Action item. Every entry is to be restated exactly; pictures are not part of the copy.

Input material.
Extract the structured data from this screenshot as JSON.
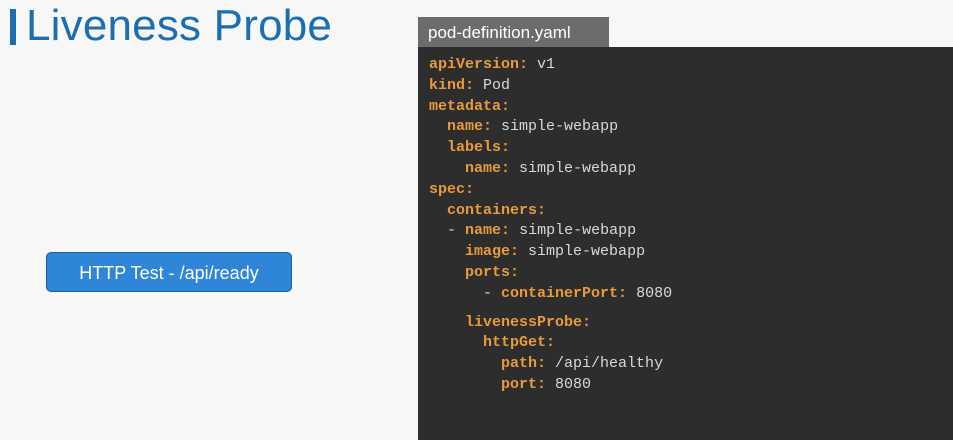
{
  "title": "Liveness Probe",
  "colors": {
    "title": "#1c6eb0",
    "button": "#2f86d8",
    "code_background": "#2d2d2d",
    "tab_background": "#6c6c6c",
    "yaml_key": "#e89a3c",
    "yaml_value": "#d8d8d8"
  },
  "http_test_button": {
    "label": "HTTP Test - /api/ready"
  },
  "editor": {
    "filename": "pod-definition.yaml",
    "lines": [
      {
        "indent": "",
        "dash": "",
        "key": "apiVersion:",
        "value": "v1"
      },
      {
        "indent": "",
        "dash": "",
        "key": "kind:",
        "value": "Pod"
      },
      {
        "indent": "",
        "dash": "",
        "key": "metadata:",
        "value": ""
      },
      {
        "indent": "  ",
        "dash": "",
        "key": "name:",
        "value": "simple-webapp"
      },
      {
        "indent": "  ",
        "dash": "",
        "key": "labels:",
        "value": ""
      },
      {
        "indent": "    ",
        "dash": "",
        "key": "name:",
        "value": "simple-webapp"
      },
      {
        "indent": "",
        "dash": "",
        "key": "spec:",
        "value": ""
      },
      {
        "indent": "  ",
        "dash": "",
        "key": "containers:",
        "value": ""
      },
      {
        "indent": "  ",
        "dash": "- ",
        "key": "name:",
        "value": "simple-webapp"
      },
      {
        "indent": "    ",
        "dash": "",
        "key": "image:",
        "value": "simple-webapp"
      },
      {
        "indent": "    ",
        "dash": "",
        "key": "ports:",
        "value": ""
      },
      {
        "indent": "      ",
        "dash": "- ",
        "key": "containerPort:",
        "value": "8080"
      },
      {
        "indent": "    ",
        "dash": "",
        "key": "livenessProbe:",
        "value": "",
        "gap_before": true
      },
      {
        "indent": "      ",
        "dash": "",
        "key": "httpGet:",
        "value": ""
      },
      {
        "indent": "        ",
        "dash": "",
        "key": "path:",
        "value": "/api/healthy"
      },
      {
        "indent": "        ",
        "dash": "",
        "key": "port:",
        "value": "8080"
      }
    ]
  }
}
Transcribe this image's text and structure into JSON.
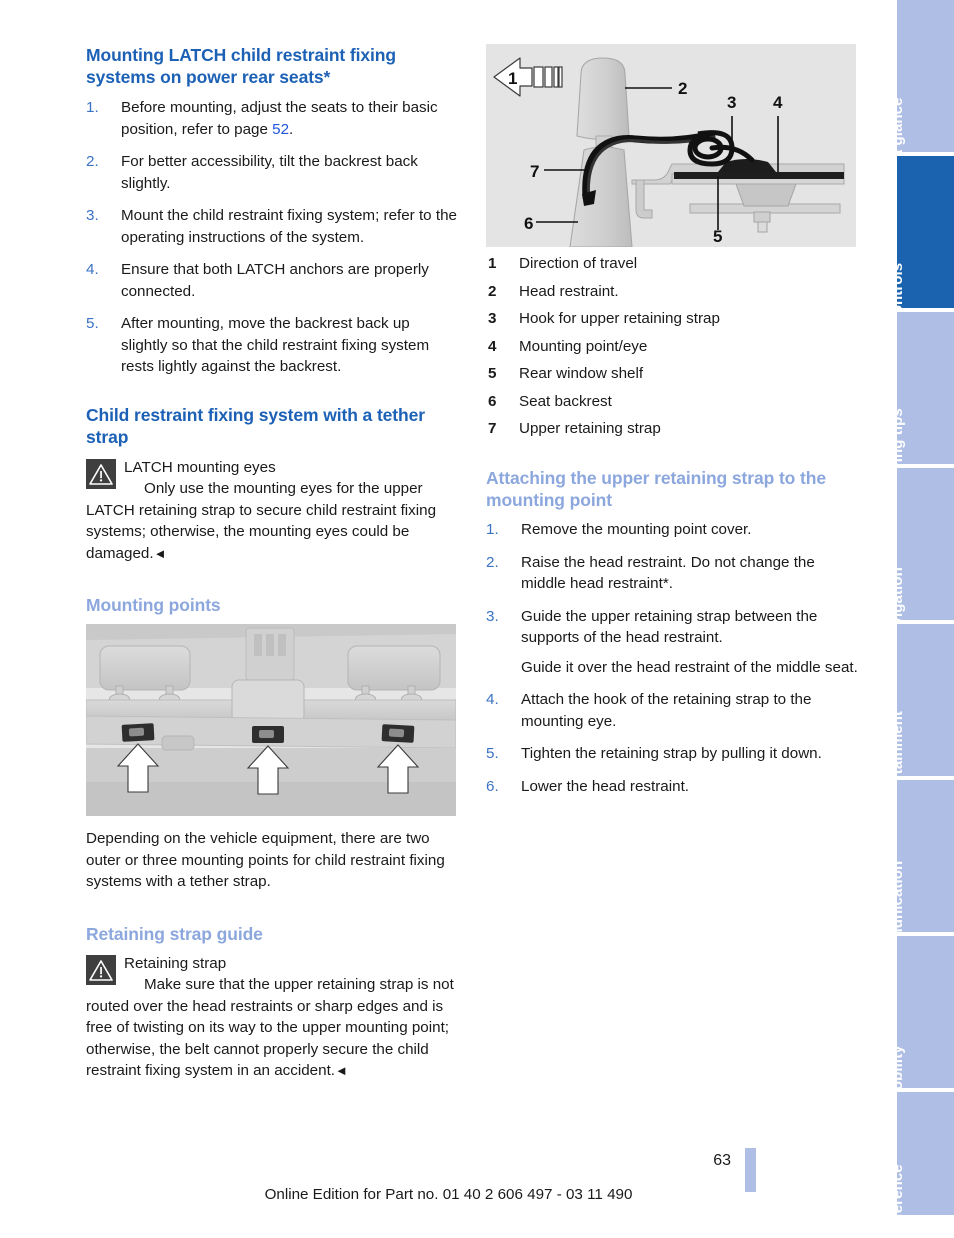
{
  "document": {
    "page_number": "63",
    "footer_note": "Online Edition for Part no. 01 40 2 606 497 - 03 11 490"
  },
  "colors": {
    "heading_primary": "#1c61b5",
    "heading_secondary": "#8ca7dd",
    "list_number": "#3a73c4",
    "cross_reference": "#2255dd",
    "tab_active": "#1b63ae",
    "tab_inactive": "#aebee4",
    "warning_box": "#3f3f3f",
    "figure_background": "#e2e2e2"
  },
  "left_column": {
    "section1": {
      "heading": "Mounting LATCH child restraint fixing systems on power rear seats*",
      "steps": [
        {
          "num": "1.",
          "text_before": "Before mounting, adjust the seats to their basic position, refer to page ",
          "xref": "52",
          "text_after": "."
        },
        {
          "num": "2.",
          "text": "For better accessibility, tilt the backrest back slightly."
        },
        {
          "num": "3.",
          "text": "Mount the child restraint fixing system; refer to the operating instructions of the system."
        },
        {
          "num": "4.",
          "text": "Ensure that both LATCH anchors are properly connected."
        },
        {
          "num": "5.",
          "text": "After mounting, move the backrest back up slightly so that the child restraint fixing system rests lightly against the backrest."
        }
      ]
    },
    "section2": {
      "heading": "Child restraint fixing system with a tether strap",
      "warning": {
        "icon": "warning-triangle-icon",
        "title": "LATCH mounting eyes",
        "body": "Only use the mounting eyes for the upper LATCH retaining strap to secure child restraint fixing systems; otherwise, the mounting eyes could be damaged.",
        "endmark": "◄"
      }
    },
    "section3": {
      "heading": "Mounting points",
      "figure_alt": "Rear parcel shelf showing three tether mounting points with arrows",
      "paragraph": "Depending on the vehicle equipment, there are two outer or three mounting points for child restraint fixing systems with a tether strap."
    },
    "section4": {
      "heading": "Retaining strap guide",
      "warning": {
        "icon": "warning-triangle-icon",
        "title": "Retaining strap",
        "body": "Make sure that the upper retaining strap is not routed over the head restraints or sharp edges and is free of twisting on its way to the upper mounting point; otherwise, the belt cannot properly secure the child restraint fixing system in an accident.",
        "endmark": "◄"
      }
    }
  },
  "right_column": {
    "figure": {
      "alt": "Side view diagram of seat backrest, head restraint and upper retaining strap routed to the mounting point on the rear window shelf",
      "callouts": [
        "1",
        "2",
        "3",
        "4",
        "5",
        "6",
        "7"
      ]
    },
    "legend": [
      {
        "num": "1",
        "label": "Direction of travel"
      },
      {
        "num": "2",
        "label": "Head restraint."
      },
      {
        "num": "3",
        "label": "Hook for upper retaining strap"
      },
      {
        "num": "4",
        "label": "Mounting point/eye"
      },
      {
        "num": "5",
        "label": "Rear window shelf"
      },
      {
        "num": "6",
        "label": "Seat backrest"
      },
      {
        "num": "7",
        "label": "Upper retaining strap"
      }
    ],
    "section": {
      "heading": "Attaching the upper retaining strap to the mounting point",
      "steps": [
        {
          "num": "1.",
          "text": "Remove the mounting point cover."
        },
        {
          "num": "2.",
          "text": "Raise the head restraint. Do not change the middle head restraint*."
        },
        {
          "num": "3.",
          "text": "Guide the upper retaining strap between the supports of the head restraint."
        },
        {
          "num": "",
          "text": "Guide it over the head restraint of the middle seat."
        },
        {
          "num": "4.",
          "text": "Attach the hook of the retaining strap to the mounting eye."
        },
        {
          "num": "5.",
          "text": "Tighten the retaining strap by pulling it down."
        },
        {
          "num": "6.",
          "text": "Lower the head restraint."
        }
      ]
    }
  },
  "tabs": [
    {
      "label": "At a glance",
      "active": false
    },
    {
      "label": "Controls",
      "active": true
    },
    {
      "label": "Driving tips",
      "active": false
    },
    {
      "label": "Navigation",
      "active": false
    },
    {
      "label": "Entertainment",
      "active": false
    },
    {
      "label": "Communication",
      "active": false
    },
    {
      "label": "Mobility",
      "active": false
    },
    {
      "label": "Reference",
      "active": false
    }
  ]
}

Solution to this exercise.
Extract the structured data from this screenshot as JSON.
{
  "title": "Liveness Probe",
  "colors": {
    "title": "#1c6eb0",
    "button": "#2f86d8",
    "code_background": "#2d2d2d",
    "tab_background": "#6c6c6c",
    "yaml_key": "#e89a3c",
    "yaml_value": "#d8d8d8"
  },
  "http_test_button": {
    "label": "HTTP Test - /api/ready"
  },
  "editor": {
    "filename": "pod-definition.yaml",
    "lines": [
      {
        "indent": "",
        "dash": "",
        "key": "apiVersion:",
        "value": "v1"
      },
      {
        "indent": "",
        "dash": "",
        "key": "kind:",
        "value": "Pod"
      },
      {
        "indent": "",
        "dash": "",
        "key": "metadata:",
        "value": ""
      },
      {
        "indent": "  ",
        "dash": "",
        "key": "name:",
        "value": "simple-webapp"
      },
      {
        "indent": "  ",
        "dash": "",
        "key": "labels:",
        "value": ""
      },
      {
        "indent": "    ",
        "dash": "",
        "key": "name:",
        "value": "simple-webapp"
      },
      {
        "indent": "",
        "dash": "",
        "key": "spec:",
        "value": ""
      },
      {
        "indent": "  ",
        "dash": "",
        "key": "containers:",
        "value": ""
      },
      {
        "indent": "  ",
        "dash": "- ",
        "key": "name:",
        "value": "simple-webapp"
      },
      {
        "indent": "    ",
        "dash": "",
        "key": "image:",
        "value": "simple-webapp"
      },
      {
        "indent": "    ",
        "dash": "",
        "key": "ports:",
        "value": ""
      },
      {
        "indent": "      ",
        "dash": "- ",
        "key": "containerPort:",
        "value": "8080"
      },
      {
        "indent": "    ",
        "dash": "",
        "key": "livenessProbe:",
        "value": "",
        "gap_before": true
      },
      {
        "indent": "      ",
        "dash": "",
        "key": "httpGet:",
        "value": ""
      },
      {
        "indent": "        ",
        "dash": "",
        "key": "path:",
        "value": "/api/healthy"
      },
      {
        "indent": "        ",
        "dash": "",
        "key": "port:",
        "value": "8080"
      }
    ]
  }
}
Transcribe this image's text and structure into JSON.
{
  "document": {
    "page_number": "63",
    "footer_note": "Online Edition for Part no. 01 40 2 606 497 - 03 11 490"
  },
  "colors": {
    "heading_primary": "#1c61b5",
    "heading_secondary": "#8ca7dd",
    "list_number": "#3a73c4",
    "cross_reference": "#2255dd",
    "tab_active": "#1b63ae",
    "tab_inactive": "#aebee4",
    "warning_box": "#3f3f3f",
    "figure_background": "#e2e2e2"
  },
  "left_column": {
    "section1": {
      "heading": "Mounting LATCH child restraint fixing systems on power rear seats*",
      "steps": [
        {
          "num": "1.",
          "text_before": "Before mounting, adjust the seats to their basic position, refer to page ",
          "xref": "52",
          "text_after": "."
        },
        {
          "num": "2.",
          "text": "For better accessibility, tilt the backrest back slightly."
        },
        {
          "num": "3.",
          "text": "Mount the child restraint fixing system; refer to the operating instructions of the system."
        },
        {
          "num": "4.",
          "text": "Ensure that both LATCH anchors are properly connected."
        },
        {
          "num": "5.",
          "text": "After mounting, move the backrest back up slightly so that the child restraint fixing system rests lightly against the backrest."
        }
      ]
    },
    "section2": {
      "heading": "Child restraint fixing system with a tether strap",
      "warning": {
        "icon": "warning-triangle-icon",
        "title": "LATCH mounting eyes",
        "body": "Only use the mounting eyes for the upper LATCH retaining strap to secure child restraint fixing systems; otherwise, the mounting eyes could be damaged.",
        "endmark": "◄"
      }
    },
    "section3": {
      "heading": "Mounting points",
      "figure_alt": "Rear parcel shelf showing three tether mounting points with arrows",
      "paragraph": "Depending on the vehicle equipment, there are two outer or three mounting points for child restraint fixing systems with a tether strap."
    },
    "section4": {
      "heading": "Retaining strap guide",
      "warning": {
        "icon": "warning-triangle-icon",
        "title": "Retaining strap",
        "body": "Make sure that the upper retaining strap is not routed over the head restraints or sharp edges and is free of twisting on its way to the upper mounting point; otherwise, the belt cannot properly secure the child restraint fixing system in an accident.",
        "endmark": "◄"
      }
    }
  },
  "right_column": {
    "figure": {
      "alt": "Side view diagram of seat backrest, head restraint and upper retaining strap routed to the mounting point on the rear window shelf",
      "callouts": [
        "1",
        "2",
        "3",
        "4",
        "5",
        "6",
        "7"
      ]
    },
    "legend": [
      {
        "num": "1",
        "label": "Direction of travel"
      },
      {
        "num": "2",
        "label": "Head restraint."
      },
      {
        "num": "3",
        "label": "Hook for upper retaining strap"
      },
      {
        "num": "4",
        "label": "Mounting point/eye"
      },
      {
        "num": "5",
        "label": "Rear window shelf"
      },
      {
        "num": "6",
        "label": "Seat backrest"
      },
      {
        "num": "7",
        "label": "Upper retaining strap"
      }
    ],
    "section": {
      "heading": "Attaching the upper retaining strap to the mounting point",
      "steps": [
        {
          "num": "1.",
          "text": "Remove the mounting point cover."
        },
        {
          "num": "2.",
          "text": "Raise the head restraint. Do not change the middle head restraint*."
        },
        {
          "num": "3.",
          "text": "Guide the upper retaining strap between the supports of the head restraint."
        },
        {
          "num": "",
          "text": "Guide it over the head restraint of the middle seat."
        },
        {
          "num": "4.",
          "text": "Attach the hook of the retaining strap to the mounting eye."
        },
        {
          "num": "5.",
          "text": "Tighten the retaining strap by pulling it down."
        },
        {
          "num": "6.",
          "text": "Lower the head restraint."
        }
      ]
    }
  },
  "tabs": [
    {
      "label": "At a glance",
      "active": false
    },
    {
      "label": "Controls",
      "active": true
    },
    {
      "label": "Driving tips",
      "active": false
    },
    {
      "label": "Navigation",
      "active": false
    },
    {
      "label": "Entertainment",
      "active": false
    },
    {
      "label": "Communication",
      "active": false
    },
    {
      "label": "Mobility",
      "active": false
    },
    {
      "label": "Reference",
      "active": false
    }
  ]
}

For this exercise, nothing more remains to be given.